weight, I try to limit back seat
passengers ... very hard to do!
|Curb Weight||2,939 Pounds (1,335 Kilograms)|
Left front: 851
Right front: 834
Left rear: 600
Right Rear: 654
(Measured with a Longacre "Accuset"
|Conversion Time||I bought the car in 2004 and drove as a |
ICE. The conversion started in April
2007 and was substantially completed in
August 2007. The parts were ordered in
January 2007, however they didn't start
arriving until April. VERY frustrating!
|Conversion Cost||Total cost: About $13,000, including |
the $900 I paid for the car. (The paint
is as I bought it. Someone paid a lot
of money for a beautiful deep purple
job.) I put about $1,500 into
suspension and steering repairs,
including custom wound springs.
|Additional Features||I have installed XM Satellite radio. The car had been |
previously lowered about 2" and I maintained that ... looks
|I love the car and the way it ended up. The performance |
is better than I expected with a 96-volt pack of 6-volt
batteries. I think the larger Curtis controller and the
new ImPulse 9 motor made the difference. Pulling 500 amps
is a piece-of-cake, but I am careful not to exceed the
500 amp/2-min controller limit.
I discovered, after conversion, that the vacuum brake
booster had a leak, causing the vacuum pump to short
cycled ON/OFF. For now, I'm driving with no vacuum boost,
but I have ordered a rebuilt booster, as new one's seem
no longer to be available.
FOLLOW-UP REPORT: July, 2011.
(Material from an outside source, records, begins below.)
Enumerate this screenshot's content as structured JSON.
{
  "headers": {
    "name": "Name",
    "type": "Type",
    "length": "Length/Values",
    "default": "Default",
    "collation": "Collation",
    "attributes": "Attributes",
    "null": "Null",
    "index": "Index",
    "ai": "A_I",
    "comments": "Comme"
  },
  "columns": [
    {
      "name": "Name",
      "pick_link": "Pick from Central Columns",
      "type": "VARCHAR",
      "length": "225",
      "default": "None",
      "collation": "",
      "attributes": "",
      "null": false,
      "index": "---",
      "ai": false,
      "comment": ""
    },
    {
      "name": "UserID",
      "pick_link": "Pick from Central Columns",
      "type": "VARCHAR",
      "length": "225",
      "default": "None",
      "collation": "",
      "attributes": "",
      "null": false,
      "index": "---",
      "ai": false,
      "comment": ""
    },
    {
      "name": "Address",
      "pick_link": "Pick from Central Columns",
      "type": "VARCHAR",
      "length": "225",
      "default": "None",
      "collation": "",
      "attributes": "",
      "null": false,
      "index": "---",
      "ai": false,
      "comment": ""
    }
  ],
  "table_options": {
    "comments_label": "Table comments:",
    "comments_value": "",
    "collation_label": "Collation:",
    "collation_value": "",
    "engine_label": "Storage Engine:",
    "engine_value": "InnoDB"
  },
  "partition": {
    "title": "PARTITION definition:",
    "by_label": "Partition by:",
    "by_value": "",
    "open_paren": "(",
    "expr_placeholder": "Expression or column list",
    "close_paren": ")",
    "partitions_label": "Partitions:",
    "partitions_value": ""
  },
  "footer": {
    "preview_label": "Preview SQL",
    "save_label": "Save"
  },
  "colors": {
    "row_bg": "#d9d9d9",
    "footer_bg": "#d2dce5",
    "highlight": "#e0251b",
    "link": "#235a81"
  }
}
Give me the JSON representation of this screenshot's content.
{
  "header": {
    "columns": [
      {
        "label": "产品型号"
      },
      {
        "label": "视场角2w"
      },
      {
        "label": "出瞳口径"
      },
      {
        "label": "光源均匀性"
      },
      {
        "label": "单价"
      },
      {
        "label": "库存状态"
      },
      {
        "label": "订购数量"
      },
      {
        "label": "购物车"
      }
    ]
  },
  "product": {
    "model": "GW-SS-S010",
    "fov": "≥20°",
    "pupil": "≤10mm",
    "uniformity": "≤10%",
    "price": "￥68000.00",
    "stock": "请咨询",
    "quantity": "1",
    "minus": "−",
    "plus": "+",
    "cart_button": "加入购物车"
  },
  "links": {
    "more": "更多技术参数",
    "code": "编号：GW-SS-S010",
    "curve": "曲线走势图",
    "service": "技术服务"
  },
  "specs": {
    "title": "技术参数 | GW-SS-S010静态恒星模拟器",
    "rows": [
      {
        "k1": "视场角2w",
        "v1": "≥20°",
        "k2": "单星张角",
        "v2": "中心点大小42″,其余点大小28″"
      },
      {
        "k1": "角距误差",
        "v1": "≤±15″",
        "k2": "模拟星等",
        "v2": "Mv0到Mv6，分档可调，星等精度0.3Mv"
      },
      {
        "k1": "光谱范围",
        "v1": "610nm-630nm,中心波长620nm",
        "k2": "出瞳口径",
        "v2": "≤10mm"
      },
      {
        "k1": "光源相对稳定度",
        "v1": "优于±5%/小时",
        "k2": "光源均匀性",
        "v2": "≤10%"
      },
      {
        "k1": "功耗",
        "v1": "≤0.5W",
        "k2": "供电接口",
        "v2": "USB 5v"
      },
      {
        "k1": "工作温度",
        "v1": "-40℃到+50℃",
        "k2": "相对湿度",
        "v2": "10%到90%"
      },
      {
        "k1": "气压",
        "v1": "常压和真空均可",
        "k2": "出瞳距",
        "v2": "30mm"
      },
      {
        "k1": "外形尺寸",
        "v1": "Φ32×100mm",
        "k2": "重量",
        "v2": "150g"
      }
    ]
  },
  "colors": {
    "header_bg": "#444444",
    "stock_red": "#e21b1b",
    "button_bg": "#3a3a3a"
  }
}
I have put 8500 miles on the car. I drive it pretty
consistently, mainly a 20 mile round-trip to Pullman and
back. From about Nov 15 - March 15, it stays in our
unheated barn. I top the batteries off every few weeks.
Last year, I thought I would need to replace the battery
pack, as it seemed to be getting pretty tired. I am
surprised that this year it is stronger than last year! I
attribute that to two factors: First, I stopped
"equalizing" the pack on every charge. I thought I was
doing the right thing, but I attended a Battery Seminar
(hosted by Electro-Automotive) least year and learned I
was probably killing the batteries. Now, I equalize once
a month. Next, I have switched over to 240vac charging
with my Rudman PFC-20 charger ... which I can charge at
better than 25 amps DC. This added "kick-in-the-pants"
stirs up the batteries and seems to have partially
rejuvenated them from my prior mistreatment.
The car runs beautifully and is a joy to drive. It always
draws favorable comments. There have been no problems or
unexpected maintenance. I did learn a valuable lesson
when tightening battery connects with an uninsulated box
end wrench. It shorted out across half the pack and
created quite a display! Fortunately, no damage done to
either me or the car. The wrench didn't come out as well.
Using the stock VW 5-speed tranny, I have developed
slightly different shift points than I initially used. I
have found that the ImPulse 9 is not a high-speed motor
at 96 volts. I now use 2nd gear from zero to about 25-30
MPH, than shift to 3rd. At around 40-45 MPH, I shift to
4th and cruise at 60-65 MPH, with ease. If I go faster
than these new shift points, the amount of amps I can
pull drops off, with a resultant loss of power.
I changed the leaking vacuum booster, vacuum switch
(better ON/OFF characteristics) and added a "soft-start"
resistor to the circuit. These changes made the vacuum
pump more polite.
I have the hardware (Electro Automotive) to add two more
batteries under the rear floor. When I change battery
packs, I will then add those batteries, making a total of
18. (108 V)
Would I do it again? ABSOLUTELY! Right now I'm working on
converting a John Deere L110 riding mower to electric.